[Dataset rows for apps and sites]
* * *

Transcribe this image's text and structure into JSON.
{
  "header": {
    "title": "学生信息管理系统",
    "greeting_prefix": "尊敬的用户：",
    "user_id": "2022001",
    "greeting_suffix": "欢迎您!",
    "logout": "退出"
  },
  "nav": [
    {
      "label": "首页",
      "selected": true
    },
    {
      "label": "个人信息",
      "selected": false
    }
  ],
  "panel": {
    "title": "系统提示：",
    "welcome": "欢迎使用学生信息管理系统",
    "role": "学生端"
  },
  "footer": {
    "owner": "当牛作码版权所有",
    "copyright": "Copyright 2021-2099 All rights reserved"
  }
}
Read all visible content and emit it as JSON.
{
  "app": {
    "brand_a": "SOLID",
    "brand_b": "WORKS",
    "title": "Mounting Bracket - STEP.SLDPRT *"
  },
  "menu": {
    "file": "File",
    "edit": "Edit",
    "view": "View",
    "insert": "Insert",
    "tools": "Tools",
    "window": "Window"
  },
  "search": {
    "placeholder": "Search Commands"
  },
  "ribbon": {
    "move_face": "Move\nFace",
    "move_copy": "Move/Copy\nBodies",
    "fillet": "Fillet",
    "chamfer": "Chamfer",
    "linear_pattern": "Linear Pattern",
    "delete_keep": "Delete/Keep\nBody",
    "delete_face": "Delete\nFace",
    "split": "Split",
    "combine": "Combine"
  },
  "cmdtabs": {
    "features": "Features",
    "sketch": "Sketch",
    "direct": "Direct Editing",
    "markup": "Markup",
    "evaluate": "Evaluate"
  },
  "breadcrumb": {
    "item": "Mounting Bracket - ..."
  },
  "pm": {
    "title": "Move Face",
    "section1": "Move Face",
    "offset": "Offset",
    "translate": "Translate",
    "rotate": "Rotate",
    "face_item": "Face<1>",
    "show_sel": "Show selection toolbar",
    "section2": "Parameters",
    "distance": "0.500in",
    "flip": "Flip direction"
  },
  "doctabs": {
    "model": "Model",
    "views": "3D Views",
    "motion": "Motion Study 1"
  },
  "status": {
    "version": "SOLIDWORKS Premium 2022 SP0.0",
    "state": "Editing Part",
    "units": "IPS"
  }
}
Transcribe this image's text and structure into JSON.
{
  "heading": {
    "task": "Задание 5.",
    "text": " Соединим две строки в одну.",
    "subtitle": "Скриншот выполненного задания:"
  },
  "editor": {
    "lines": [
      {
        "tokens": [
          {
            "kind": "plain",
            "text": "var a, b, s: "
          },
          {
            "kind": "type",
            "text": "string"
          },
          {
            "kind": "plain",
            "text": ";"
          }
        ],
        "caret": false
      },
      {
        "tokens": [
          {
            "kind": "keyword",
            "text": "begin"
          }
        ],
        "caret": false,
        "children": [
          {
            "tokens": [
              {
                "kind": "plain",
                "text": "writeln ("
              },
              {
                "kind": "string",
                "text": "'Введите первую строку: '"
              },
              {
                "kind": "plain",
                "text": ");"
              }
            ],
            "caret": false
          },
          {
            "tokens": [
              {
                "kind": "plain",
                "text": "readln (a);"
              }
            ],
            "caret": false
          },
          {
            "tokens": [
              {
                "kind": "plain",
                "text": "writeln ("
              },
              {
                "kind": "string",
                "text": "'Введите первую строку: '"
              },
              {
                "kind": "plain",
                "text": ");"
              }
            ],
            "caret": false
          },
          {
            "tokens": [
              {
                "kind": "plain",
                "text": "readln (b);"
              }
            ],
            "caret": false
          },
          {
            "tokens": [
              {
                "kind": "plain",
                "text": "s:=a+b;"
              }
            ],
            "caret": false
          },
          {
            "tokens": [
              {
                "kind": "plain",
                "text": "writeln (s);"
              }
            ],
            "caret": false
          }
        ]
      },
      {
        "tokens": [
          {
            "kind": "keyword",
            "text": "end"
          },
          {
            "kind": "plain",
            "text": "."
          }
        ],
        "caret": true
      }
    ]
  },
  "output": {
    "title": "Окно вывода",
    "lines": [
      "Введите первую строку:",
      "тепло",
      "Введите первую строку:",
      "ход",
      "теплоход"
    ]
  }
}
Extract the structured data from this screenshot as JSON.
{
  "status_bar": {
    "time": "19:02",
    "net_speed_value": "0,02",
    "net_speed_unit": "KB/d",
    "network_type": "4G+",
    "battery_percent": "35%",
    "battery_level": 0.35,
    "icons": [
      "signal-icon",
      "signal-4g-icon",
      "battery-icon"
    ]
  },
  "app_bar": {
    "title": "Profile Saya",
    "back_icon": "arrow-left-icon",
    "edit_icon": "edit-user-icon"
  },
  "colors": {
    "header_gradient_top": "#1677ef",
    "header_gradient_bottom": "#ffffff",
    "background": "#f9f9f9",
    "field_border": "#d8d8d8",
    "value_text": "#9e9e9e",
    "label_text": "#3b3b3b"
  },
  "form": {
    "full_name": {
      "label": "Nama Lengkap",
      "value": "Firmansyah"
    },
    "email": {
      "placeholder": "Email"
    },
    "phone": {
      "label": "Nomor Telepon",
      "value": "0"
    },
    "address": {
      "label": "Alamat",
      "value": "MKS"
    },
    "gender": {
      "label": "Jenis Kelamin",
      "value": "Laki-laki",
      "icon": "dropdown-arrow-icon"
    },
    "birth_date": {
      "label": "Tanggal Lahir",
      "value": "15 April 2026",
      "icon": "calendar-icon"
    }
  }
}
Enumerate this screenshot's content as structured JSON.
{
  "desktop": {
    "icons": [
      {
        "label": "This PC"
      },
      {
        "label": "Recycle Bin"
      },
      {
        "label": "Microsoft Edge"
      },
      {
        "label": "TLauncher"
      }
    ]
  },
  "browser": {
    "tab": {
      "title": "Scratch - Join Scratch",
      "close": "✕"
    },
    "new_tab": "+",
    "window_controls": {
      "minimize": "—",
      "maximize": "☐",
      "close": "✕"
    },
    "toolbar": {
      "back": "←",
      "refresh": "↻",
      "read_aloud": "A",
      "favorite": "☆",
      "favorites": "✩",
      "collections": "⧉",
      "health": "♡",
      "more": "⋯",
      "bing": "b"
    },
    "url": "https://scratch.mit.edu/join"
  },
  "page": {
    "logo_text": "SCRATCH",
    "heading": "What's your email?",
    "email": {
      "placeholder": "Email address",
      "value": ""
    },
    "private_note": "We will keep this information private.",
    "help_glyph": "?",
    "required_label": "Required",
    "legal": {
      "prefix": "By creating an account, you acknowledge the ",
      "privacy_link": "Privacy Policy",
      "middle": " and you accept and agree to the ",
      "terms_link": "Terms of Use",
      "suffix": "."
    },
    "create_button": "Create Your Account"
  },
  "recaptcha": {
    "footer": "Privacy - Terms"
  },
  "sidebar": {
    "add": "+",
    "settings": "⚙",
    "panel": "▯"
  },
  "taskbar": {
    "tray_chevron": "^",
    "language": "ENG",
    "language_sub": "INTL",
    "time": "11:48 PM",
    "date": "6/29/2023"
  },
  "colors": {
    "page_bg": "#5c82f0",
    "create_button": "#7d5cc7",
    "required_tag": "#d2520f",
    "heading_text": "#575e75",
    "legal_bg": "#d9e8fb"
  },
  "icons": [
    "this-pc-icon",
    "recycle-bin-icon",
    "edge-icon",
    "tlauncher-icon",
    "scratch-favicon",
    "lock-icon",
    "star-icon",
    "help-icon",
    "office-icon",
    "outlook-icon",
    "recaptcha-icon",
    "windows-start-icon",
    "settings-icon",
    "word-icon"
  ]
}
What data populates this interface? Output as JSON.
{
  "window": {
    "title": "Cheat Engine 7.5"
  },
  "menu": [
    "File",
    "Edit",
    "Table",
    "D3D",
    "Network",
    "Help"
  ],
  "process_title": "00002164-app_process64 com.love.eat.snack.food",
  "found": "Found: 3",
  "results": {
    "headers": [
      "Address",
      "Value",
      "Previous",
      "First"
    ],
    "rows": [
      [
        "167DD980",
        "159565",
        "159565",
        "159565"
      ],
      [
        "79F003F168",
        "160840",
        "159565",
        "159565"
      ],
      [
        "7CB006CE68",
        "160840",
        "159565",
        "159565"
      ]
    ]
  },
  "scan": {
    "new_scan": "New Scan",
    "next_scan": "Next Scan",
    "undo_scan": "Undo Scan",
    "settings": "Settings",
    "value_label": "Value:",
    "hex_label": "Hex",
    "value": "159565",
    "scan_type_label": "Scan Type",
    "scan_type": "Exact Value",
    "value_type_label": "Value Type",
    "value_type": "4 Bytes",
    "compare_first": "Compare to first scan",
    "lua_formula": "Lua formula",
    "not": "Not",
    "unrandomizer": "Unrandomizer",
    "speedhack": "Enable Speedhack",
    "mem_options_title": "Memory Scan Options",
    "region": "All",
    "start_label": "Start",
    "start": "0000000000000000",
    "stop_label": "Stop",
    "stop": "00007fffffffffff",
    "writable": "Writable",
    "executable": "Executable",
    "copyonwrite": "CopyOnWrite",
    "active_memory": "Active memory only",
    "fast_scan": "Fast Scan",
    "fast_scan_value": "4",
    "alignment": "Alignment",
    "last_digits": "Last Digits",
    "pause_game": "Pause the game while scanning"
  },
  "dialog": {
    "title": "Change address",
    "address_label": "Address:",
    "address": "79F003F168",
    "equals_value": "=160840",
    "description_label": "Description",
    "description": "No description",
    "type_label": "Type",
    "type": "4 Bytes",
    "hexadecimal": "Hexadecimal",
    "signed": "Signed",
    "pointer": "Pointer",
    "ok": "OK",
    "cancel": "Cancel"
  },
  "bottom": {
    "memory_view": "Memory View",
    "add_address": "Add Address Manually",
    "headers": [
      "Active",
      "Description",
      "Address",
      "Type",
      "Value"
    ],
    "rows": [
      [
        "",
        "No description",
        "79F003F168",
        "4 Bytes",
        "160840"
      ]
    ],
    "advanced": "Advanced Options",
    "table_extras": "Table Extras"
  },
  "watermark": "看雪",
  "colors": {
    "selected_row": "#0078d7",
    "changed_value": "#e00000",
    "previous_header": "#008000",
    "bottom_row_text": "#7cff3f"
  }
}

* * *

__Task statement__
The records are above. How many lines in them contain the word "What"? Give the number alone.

__Result for this exercise__
2